Bob Marley was a Jamaican singer, musician, and activist born February 6, 1945. He died on May 11, 1981 and during his short tenure of life he composed and focused his energy on his ability to communicate to the masses, through music, his ideology of non-violence and peaceful resistance to the oppressive and violent warring Jamaican political organizations and civil rights abroad. Like other renowned activists it seemed that Bob was born with an innate ability to effectively communicate his message in a way that many people would both understand and feel a common connection to, his media was music. While there are many facets of non-violent resistance, Bob was really a maverick in this field and his ability to connect to the masses was unparallel.

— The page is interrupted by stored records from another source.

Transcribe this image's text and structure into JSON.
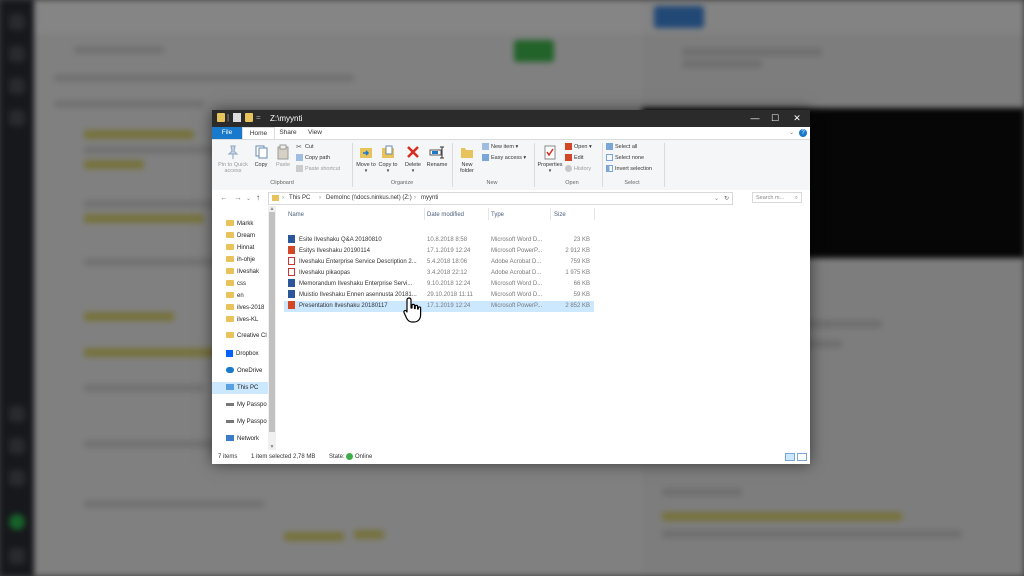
{
  "window": {
    "title": "Z:\\myynti",
    "controls": {
      "minimize": "—",
      "maximize": "☐",
      "close": "✕"
    }
  },
  "tabs": {
    "file": "File",
    "home": "Home",
    "share": "Share",
    "view": "View"
  },
  "ribbon": {
    "clipboard": {
      "group": "Clipboard",
      "pin": "Pin to Quick access",
      "copy": "Copy",
      "paste": "Paste",
      "cut": "Cut",
      "copy_path": "Copy path",
      "paste_shortcut": "Paste shortcut"
    },
    "organize": {
      "group": "Organize",
      "move_to": "Move to",
      "copy_to": "Copy to",
      "delete": "Delete",
      "rename": "Rename"
    },
    "new": {
      "group": "New",
      "new_folder": "New folder",
      "new_item": "New item",
      "easy_access": "Easy access"
    },
    "open": {
      "group": "Open",
      "properties": "Properties",
      "open": "Open",
      "edit": "Edit",
      "history": "History"
    },
    "select": {
      "group": "Select",
      "select_all": "Select all",
      "select_none": "Select none",
      "invert_selection": "Invert selection"
    }
  },
  "address": {
    "crumbs": [
      "This PC",
      "DemoInc (\\\\docs.ninkus.net) (Z:)",
      "myynti"
    ],
    "search_placeholder": "Search m..."
  },
  "nav": {
    "items": [
      "Markk",
      "Dream",
      "Hinnat",
      "ih-ohje",
      "Ilveshak",
      "css",
      "en",
      "ilves-2018",
      "ilves-KL",
      "Creative Cl",
      "Dropbox",
      "OneDrive",
      "This PC",
      "My Passpo",
      "My Passpo",
      "Network"
    ]
  },
  "columns": {
    "name": "Name",
    "date": "Date modified",
    "type": "Type",
    "size": "Size"
  },
  "files": [
    {
      "name": "Esite Ilveshaku Q&A 20180810",
      "date": "10.8.2018 8:58",
      "type": "Microsoft Word D...",
      "size": "23 KB",
      "kind": "word"
    },
    {
      "name": "Esitys Ilveshaku 20190114",
      "date": "17.1.2019 12:24",
      "type": "Microsoft PowerP...",
      "size": "2 912 KB",
      "kind": "ppt"
    },
    {
      "name": "Ilveshaku Enterprise Service Description 2...",
      "date": "5.4.2018 18:06",
      "type": "Adobe Acrobat D...",
      "size": "759 KB",
      "kind": "pdf"
    },
    {
      "name": "Ilveshaku pikaopas",
      "date": "3.4.2018 22:12",
      "type": "Adobe Acrobat D...",
      "size": "1 975 KB",
      "kind": "pdf"
    },
    {
      "name": "Memorandum Ilveshaku Enterprise Servi...",
      "date": "9.10.2018 12:24",
      "type": "Microsoft Word D...",
      "size": "66 KB",
      "kind": "word"
    },
    {
      "name": "Muistio Ilveshaku Ennen asennusta 20181...",
      "date": "29.10.2018 11:11",
      "type": "Microsoft Word D...",
      "size": "59 KB",
      "kind": "word"
    },
    {
      "name": "Presentation Ilveshaku 20180117",
      "date": "17.1.2019 12:24",
      "type": "Microsoft PowerP...",
      "size": "2 852 KB",
      "kind": "ppt"
    }
  ],
  "selected_index": 6,
  "status": {
    "items": "7 items",
    "selected": "1 item selected  2,78 MB",
    "state_label": "State:",
    "state_value": "Online"
  },
  "colors": {
    "accent": "#1979ca",
    "selection": "#cce8ff",
    "titlebar": "#2b2b2b"
  }
}
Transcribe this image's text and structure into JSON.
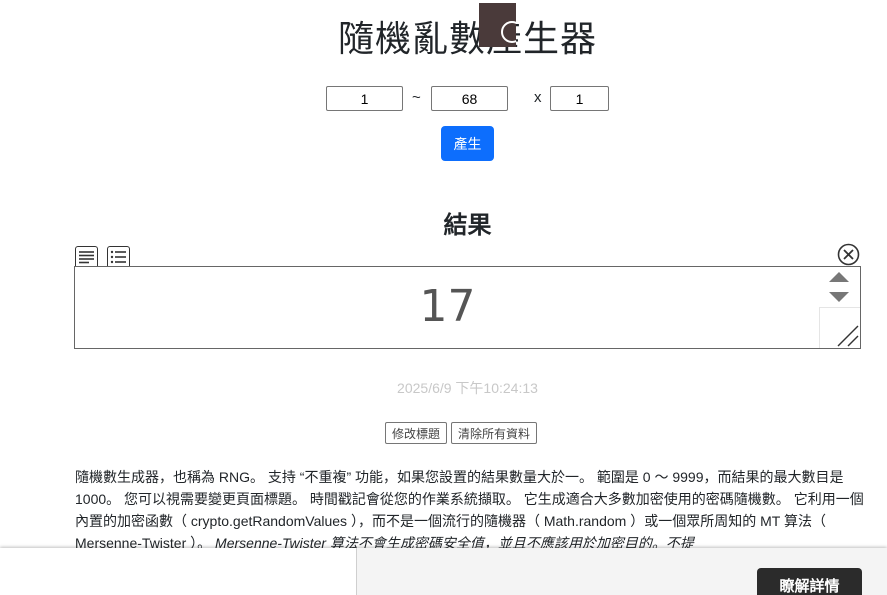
{
  "page": {
    "title": "隨機亂數產生器"
  },
  "range": {
    "min": "1",
    "separator": "~",
    "max": "68",
    "times_symbol": "x",
    "count": "1"
  },
  "generate_button": {
    "label": "產生"
  },
  "result": {
    "heading": "結果",
    "value": "17",
    "timestamp": "2025/6/9 下午10:24:13"
  },
  "actions": {
    "edit_title": "修改標題",
    "clear_all": "清除所有資料"
  },
  "description": {
    "p1": "隨機數生成器，也稱為 RNG。 支持 “不重複” 功能，如果您設置的結果數量大於一。 範圍是 0 ～ 9999，而結果的最大數目是 1000。 您可以視需要變更頁面標題。 時間戳記會從您的作業系統擷取。 它生成適合大多數加密使用的密碼隨機數。 它利用一個內置的加密函數（ crypto.getRandomValues ），而不是一個流行的隨機器（ Math.random ）或一個眾所周知的 MT 算法（ Mersenne-Twister ）。",
    "p1_em": "Mersenne-Twister 算法不會生成密碼安全值，並且不應該用於加密目的。不提"
  },
  "ad": {
    "cta_label": "瞭解詳情"
  },
  "colors": {
    "primary": "#0d6efd",
    "timestamp": "#c8c8c8",
    "cta_bg": "#2b2b2b"
  },
  "icons": [
    "paragraph-view-icon",
    "list-view-icon",
    "close-icon",
    "spinner-up-icon",
    "spinner-down-icon",
    "resize-handle-icon"
  ]
}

[...] Bob Marley was born on February to Norval Sinclair Marley and Cedella Booker in the small town of Nine Mile. Norval was a white Jamaican English marine officer while Cedella was a black Jamaican and daughter of a slave. Because his parents were of mixed races young Bob was often teased and into his adult life he was ridiculed for the color of his skin and his mixed race. A famous quote about his mixed race by Bob goes: I don't have prejudice against myself. [...]
[...] At a time when little to nothing was said about the warring political groups, non-stop government violence, and pains of slavery from decades ago Bob brought these subjects into the light for millions. He held countless free concerts which were attended by thousands. These concerts were like political speeches, but with melody and harmony and the man delivering them was not a politician or an English aristocrat but a mixed race native Jamaican who felt a connection to everyone in the crowd, white or black. [...]
[...] That faithful night's concert by Bob reminded me of a story about Gandhi again. Near the end of his life there was a particular fast Gandhi held in order to bring two warring groups together and show that it was possible to live together, to interact, to love one another. As tensions rose between the Muslims and Hindus, violence plagued the region of Bengal. Gandhi, with a sense of urgency, immediately made his way to the province and traveled along the over two hundred miles of roads spotted with all Muslim villages. [...]
[...] However, two days later a recovering Bob was driven to the area where the concert was supposed to take place. He stumbled out of his vehicle, was brought onstage and asked to say just a couple words to the crowd of over 80,000. What was supposed to be a few peaceful words turned into a 90 minute performance by a wounded Bob and turned into one of the most influential and memorable concerts of his life. The crowd was awestruck at how he was able to put all the pain behind him from a shooting that almost took his life just days before but what stood before them was a man suffering from no mental pain or anger at all, only the physical which could be overcome. [...]
[...] (Yeah, yeah, yeah) and through the spirit of the Most High, His Imperial Majesty Emperor Haile Selassie we're inviting a few leading people of the slaves to shake hands . To show the people that you love them right, to show the people that you gonna unite, show the people that you're over bright, show the people that everything is all right. Watch, watch, watch, what you're doing, because . I mean, I'm not so good at talking but I hope you understand what I'm trying to say. [...]
Online readingwith our online reader
Content validatedby our reading committee